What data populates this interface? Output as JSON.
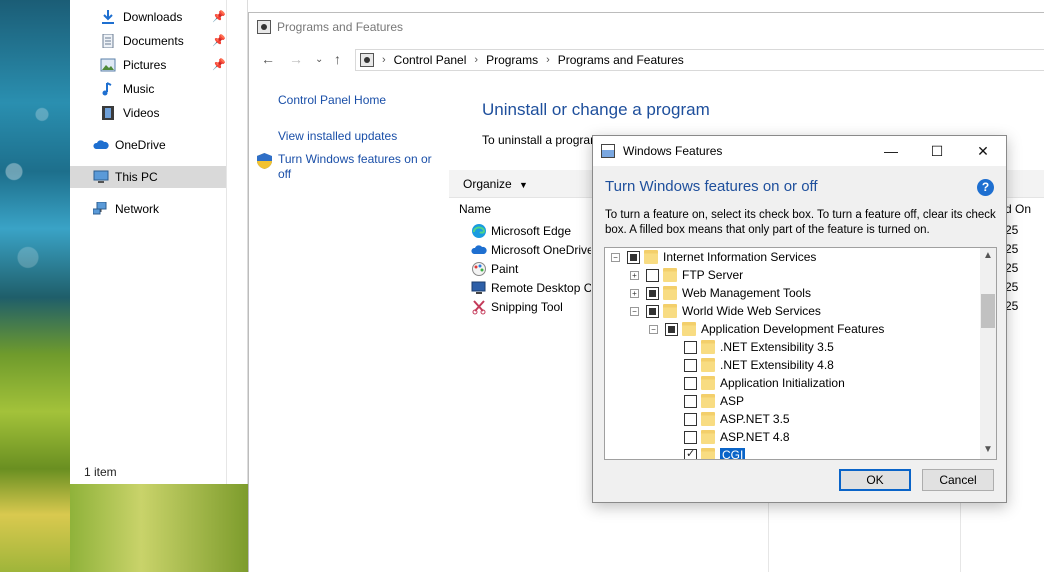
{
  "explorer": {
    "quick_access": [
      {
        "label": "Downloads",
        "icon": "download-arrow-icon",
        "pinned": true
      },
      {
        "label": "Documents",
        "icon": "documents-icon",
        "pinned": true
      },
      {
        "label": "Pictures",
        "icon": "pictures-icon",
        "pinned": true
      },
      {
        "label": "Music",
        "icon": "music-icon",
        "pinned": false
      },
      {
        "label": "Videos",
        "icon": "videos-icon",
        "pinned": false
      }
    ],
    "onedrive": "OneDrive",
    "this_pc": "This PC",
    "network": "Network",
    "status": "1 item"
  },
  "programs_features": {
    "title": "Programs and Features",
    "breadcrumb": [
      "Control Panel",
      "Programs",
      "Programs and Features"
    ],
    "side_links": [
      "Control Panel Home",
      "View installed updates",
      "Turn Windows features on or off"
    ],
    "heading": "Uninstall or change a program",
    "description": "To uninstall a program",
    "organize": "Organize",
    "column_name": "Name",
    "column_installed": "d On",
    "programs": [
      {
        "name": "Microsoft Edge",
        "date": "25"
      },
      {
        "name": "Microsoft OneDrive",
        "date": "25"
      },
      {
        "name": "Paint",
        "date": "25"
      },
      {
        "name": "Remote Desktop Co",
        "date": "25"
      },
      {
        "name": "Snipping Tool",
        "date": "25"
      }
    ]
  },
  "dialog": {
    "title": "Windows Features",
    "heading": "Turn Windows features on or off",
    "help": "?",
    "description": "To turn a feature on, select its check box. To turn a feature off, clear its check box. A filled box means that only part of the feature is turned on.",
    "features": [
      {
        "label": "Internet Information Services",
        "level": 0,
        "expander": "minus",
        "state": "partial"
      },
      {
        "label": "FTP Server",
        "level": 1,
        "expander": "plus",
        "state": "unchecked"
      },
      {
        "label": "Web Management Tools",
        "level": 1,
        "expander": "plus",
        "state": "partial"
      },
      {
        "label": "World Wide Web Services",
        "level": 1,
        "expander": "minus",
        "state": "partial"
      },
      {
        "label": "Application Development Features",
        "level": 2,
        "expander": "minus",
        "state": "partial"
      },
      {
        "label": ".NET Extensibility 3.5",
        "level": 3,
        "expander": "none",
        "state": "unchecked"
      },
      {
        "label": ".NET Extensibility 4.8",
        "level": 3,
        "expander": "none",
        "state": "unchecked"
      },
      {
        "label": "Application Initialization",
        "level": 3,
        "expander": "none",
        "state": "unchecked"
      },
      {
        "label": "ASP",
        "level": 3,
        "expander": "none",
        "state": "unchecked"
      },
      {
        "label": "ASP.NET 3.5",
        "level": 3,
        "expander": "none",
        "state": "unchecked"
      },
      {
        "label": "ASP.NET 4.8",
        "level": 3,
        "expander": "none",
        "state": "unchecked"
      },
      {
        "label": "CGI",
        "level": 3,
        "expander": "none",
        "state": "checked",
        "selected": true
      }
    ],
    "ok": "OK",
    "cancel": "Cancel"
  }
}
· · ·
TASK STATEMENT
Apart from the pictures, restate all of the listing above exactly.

EXERCISE RESPONSE
What data populates this interface? Output as JSON.
{
  "explorer": {
    "quick_access": [
      {
        "label": "Downloads",
        "icon": "download-arrow-icon",
        "pinned": true
      },
      {
        "label": "Documents",
        "icon": "documents-icon",
        "pinned": true
      },
      {
        "label": "Pictures",
        "icon": "pictures-icon",
        "pinned": true
      },
      {
        "label": "Music",
        "icon": "music-icon",
        "pinned": false
      },
      {
        "label": "Videos",
        "icon": "videos-icon",
        "pinned": false
      }
    ],
    "onedrive": "OneDrive",
    "this_pc": "This PC",
    "network": "Network",
    "status": "1 item"
  },
  "programs_features": {
    "title": "Programs and Features",
    "breadcrumb": [
      "Control Panel",
      "Programs",
      "Programs and Features"
    ],
    "side_links": [
      "Control Panel Home",
      "View installed updates",
      "Turn Windows features on or off"
    ],
    "heading": "Uninstall or change a program",
    "description": "To uninstall a program",
    "organize": "Organize",
    "column_name": "Name",
    "column_installed": "d On",
    "programs": [
      {
        "name": "Microsoft Edge",
        "date": "25"
      },
      {
        "name": "Microsoft OneDrive",
        "date": "25"
      },
      {
        "name": "Paint",
        "date": "25"
      },
      {
        "name": "Remote Desktop Co",
        "date": "25"
      },
      {
        "name": "Snipping Tool",
        "date": "25"
      }
    ]
  },
  "dialog": {
    "title": "Windows Features",
    "heading": "Turn Windows features on or off",
    "help": "?",
    "description": "To turn a feature on, select its check box. To turn a feature off, clear its check box. A filled box means that only part of the feature is turned on.",
    "features": [
      {
        "label": "Internet Information Services",
        "level": 0,
        "expander": "minus",
        "state": "partial"
      },
      {
        "label": "FTP Server",
        "level": 1,
        "expander": "plus",
        "state": "unchecked"
      },
      {
        "label": "Web Management Tools",
        "level": 1,
        "expander": "plus",
        "state": "partial"
      },
      {
        "label": "World Wide Web Services",
        "level": 1,
        "expander": "minus",
        "state": "partial"
      },
      {
        "label": "Application Development Features",
        "level": 2,
        "expander": "minus",
        "state": "partial"
      },
      {
        "label": ".NET Extensibility 3.5",
        "level": 3,
        "expander": "none",
        "state": "unchecked"
      },
      {
        "label": ".NET Extensibility 4.8",
        "level": 3,
        "expander": "none",
        "state": "unchecked"
      },
      {
        "label": "Application Initialization",
        "level": 3,
        "expander": "none",
        "state": "unchecked"
      },
      {
        "label": "ASP",
        "level": 3,
        "expander": "none",
        "state": "unchecked"
      },
      {
        "label": "ASP.NET 3.5",
        "level": 3,
        "expander": "none",
        "state": "unchecked"
      },
      {
        "label": "ASP.NET 4.8",
        "level": 3,
        "expander": "none",
        "state": "unchecked"
      },
      {
        "label": "CGI",
        "level": 3,
        "expander": "none",
        "state": "checked",
        "selected": true
      }
    ],
    "ok": "OK",
    "cancel": "Cancel"
  }
}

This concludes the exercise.